- [Data about app and page elements]:
━━━━━━━━━━
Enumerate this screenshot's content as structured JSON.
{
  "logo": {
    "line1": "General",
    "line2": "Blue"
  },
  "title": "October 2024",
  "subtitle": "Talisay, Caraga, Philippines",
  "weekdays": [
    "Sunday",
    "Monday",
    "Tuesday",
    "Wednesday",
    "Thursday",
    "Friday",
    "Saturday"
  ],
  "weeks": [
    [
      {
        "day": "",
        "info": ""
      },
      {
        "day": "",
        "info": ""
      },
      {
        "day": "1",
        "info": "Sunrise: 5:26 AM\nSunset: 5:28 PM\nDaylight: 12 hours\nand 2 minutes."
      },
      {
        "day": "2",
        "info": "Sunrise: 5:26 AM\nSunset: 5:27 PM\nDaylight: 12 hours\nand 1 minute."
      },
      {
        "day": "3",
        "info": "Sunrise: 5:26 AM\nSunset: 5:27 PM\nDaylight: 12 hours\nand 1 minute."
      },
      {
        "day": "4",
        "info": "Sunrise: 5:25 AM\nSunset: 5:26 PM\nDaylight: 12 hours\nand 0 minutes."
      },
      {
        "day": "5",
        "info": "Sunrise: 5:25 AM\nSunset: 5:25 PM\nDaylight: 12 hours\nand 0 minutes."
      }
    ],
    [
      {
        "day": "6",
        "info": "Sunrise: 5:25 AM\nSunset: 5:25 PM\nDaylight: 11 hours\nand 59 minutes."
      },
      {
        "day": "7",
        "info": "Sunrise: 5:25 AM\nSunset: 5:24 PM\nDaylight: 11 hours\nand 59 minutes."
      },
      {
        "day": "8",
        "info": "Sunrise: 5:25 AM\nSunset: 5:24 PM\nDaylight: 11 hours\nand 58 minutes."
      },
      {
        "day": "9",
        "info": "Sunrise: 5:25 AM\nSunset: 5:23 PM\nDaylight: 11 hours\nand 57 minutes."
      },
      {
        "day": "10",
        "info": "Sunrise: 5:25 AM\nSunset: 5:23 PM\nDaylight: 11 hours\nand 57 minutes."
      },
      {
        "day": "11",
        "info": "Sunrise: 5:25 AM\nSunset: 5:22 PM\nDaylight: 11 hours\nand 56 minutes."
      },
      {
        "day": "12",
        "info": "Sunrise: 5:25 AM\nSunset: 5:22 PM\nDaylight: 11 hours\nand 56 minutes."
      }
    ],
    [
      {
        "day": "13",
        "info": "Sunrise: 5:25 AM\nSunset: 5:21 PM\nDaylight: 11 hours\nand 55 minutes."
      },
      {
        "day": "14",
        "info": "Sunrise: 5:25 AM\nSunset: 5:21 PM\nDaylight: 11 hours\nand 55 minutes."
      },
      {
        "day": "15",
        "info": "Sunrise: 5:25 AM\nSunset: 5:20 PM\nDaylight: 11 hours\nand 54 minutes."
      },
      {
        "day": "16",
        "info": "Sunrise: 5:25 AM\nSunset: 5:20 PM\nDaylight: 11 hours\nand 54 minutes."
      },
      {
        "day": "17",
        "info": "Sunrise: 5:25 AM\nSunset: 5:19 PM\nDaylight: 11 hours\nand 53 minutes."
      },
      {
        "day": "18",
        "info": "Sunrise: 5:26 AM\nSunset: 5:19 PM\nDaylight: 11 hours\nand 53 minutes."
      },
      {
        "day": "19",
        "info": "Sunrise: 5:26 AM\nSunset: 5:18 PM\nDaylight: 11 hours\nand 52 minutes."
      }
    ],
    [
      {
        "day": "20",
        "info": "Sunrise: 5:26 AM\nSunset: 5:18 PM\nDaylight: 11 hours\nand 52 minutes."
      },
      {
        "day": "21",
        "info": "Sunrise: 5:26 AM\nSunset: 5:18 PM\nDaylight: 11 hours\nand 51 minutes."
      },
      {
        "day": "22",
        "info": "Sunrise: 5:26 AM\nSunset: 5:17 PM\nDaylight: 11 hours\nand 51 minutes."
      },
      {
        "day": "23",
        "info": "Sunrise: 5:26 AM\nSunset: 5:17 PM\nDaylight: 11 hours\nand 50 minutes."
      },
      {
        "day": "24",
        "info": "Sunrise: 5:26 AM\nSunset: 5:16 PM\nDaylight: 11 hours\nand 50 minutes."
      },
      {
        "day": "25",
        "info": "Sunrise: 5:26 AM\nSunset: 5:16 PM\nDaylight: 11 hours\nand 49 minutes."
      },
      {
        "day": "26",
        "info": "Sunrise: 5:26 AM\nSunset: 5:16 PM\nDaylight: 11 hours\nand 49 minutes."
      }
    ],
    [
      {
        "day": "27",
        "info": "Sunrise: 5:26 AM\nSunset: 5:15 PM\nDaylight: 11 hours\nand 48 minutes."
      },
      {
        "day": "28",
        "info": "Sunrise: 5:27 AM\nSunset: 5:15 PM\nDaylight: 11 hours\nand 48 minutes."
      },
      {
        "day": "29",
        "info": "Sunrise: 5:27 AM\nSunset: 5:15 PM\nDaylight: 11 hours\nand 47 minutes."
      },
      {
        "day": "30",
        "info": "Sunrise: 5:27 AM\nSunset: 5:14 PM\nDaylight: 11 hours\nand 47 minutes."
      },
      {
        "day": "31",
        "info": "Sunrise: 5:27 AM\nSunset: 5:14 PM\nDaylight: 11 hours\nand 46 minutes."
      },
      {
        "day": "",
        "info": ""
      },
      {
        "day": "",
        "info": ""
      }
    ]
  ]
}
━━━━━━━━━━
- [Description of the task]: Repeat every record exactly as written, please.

- [Solution to this task]:
Enumerate this screenshot's content as structured JSON.
{
  "logo": {
    "line1": "General",
    "line2": "Blue"
  },
  "title": "October 2024",
  "subtitle": "Talisay, Caraga, Philippines",
  "weekdays": [
    "Sunday",
    "Monday",
    "Tuesday",
    "Wednesday",
    "Thursday",
    "Friday",
    "Saturday"
  ],
  "weeks": [
    [
      {
        "day": "",
        "info": ""
      },
      {
        "day": "",
        "info": ""
      },
      {
        "day": "1",
        "info": "Sunrise: 5:26 AM\nSunset: 5:28 PM\nDaylight: 12 hours\nand 2 minutes."
      },
      {
        "day": "2",
        "info": "Sunrise: 5:26 AM\nSunset: 5:27 PM\nDaylight: 12 hours\nand 1 minute."
      },
      {
        "day": "3",
        "info": "Sunrise: 5:26 AM\nSunset: 5:27 PM\nDaylight: 12 hours\nand 1 minute."
      },
      {
        "day": "4",
        "info": "Sunrise: 5:25 AM\nSunset: 5:26 PM\nDaylight: 12 hours\nand 0 minutes."
      },
      {
        "day": "5",
        "info": "Sunrise: 5:25 AM\nSunset: 5:25 PM\nDaylight: 12 hours\nand 0 minutes."
      }
    ],
    [
      {
        "day": "6",
        "info": "Sunrise: 5:25 AM\nSunset: 5:25 PM\nDaylight: 11 hours\nand 59 minutes."
      },
      {
        "day": "7",
        "info": "Sunrise: 5:25 AM\nSunset: 5:24 PM\nDaylight: 11 hours\nand 59 minutes."
      },
      {
        "day": "8",
        "info": "Sunrise: 5:25 AM\nSunset: 5:24 PM\nDaylight: 11 hours\nand 58 minutes."
      },
      {
        "day": "9",
        "info": "Sunrise: 5:25 AM\nSunset: 5:23 PM\nDaylight: 11 hours\nand 57 minutes."
      },
      {
        "day": "10",
        "info": "Sunrise: 5:25 AM\nSunset: 5:23 PM\nDaylight: 11 hours\nand 57 minutes."
      },
      {
        "day": "11",
        "info": "Sunrise: 5:25 AM\nSunset: 5:22 PM\nDaylight: 11 hours\nand 56 minutes."
      },
      {
        "day": "12",
        "info": "Sunrise: 5:25 AM\nSunset: 5:22 PM\nDaylight: 11 hours\nand 56 minutes."
      }
    ],
    [
      {
        "day": "13",
        "info": "Sunrise: 5:25 AM\nSunset: 5:21 PM\nDaylight: 11 hours\nand 55 minutes."
      },
      {
        "day": "14",
        "info": "Sunrise: 5:25 AM\nSunset: 5:21 PM\nDaylight: 11 hours\nand 55 minutes."
      },
      {
        "day": "15",
        "info": "Sunrise: 5:25 AM\nSunset: 5:20 PM\nDaylight: 11 hours\nand 54 minutes."
      },
      {
        "day": "16",
        "info": "Sunrise: 5:25 AM\nSunset: 5:20 PM\nDaylight: 11 hours\nand 54 minutes."
      },
      {
        "day": "17",
        "info": "Sunrise: 5:25 AM\nSunset: 5:19 PM\nDaylight: 11 hours\nand 53 minutes."
      },
      {
        "day": "18",
        "info": "Sunrise: 5:26 AM\nSunset: 5:19 PM\nDaylight: 11 hours\nand 53 minutes."
      },
      {
        "day": "19",
        "info": "Sunrise: 5:26 AM\nSunset: 5:18 PM\nDaylight: 11 hours\nand 52 minutes."
      }
    ],
    [
      {
        "day": "20",
        "info": "Sunrise: 5:26 AM\nSunset: 5:18 PM\nDaylight: 11 hours\nand 52 minutes."
      },
      {
        "day": "21",
        "info": "Sunrise: 5:26 AM\nSunset: 5:18 PM\nDaylight: 11 hours\nand 51 minutes."
      },
      {
        "day": "22",
        "info": "Sunrise: 5:26 AM\nSunset: 5:17 PM\nDaylight: 11 hours\nand 51 minutes."
      },
      {
        "day": "23",
        "info": "Sunrise: 5:26 AM\nSunset: 5:17 PM\nDaylight: 11 hours\nand 50 minutes."
      },
      {
        "day": "24",
        "info": "Sunrise: 5:26 AM\nSunset: 5:16 PM\nDaylight: 11 hours\nand 50 minutes."
      },
      {
        "day": "25",
        "info": "Sunrise: 5:26 AM\nSunset: 5:16 PM\nDaylight: 11 hours\nand 49 minutes."
      },
      {
        "day": "26",
        "info": "Sunrise: 5:26 AM\nSunset: 5:16 PM\nDaylight: 11 hours\nand 49 minutes."
      }
    ],
    [
      {
        "day": "27",
        "info": "Sunrise: 5:26 AM\nSunset: 5:15 PM\nDaylight: 11 hours\nand 48 minutes."
      },
      {
        "day": "28",
        "info": "Sunrise: 5:27 AM\nSunset: 5:15 PM\nDaylight: 11 hours\nand 48 minutes."
      },
      {
        "day": "29",
        "info": "Sunrise: 5:27 AM\nSunset: 5:15 PM\nDaylight: 11 hours\nand 47 minutes."
      },
      {
        "day": "30",
        "info": "Sunrise: 5:27 AM\nSunset: 5:14 PM\nDaylight: 11 hours\nand 47 minutes."
      },
      {
        "day": "31",
        "info": "Sunrise: 5:27 AM\nSunset: 5:14 PM\nDaylight: 11 hours\nand 46 minutes."
      },
      {
        "day": "",
        "info": ""
      },
      {
        "day": "",
        "info": ""
      }
    ]
  ]
}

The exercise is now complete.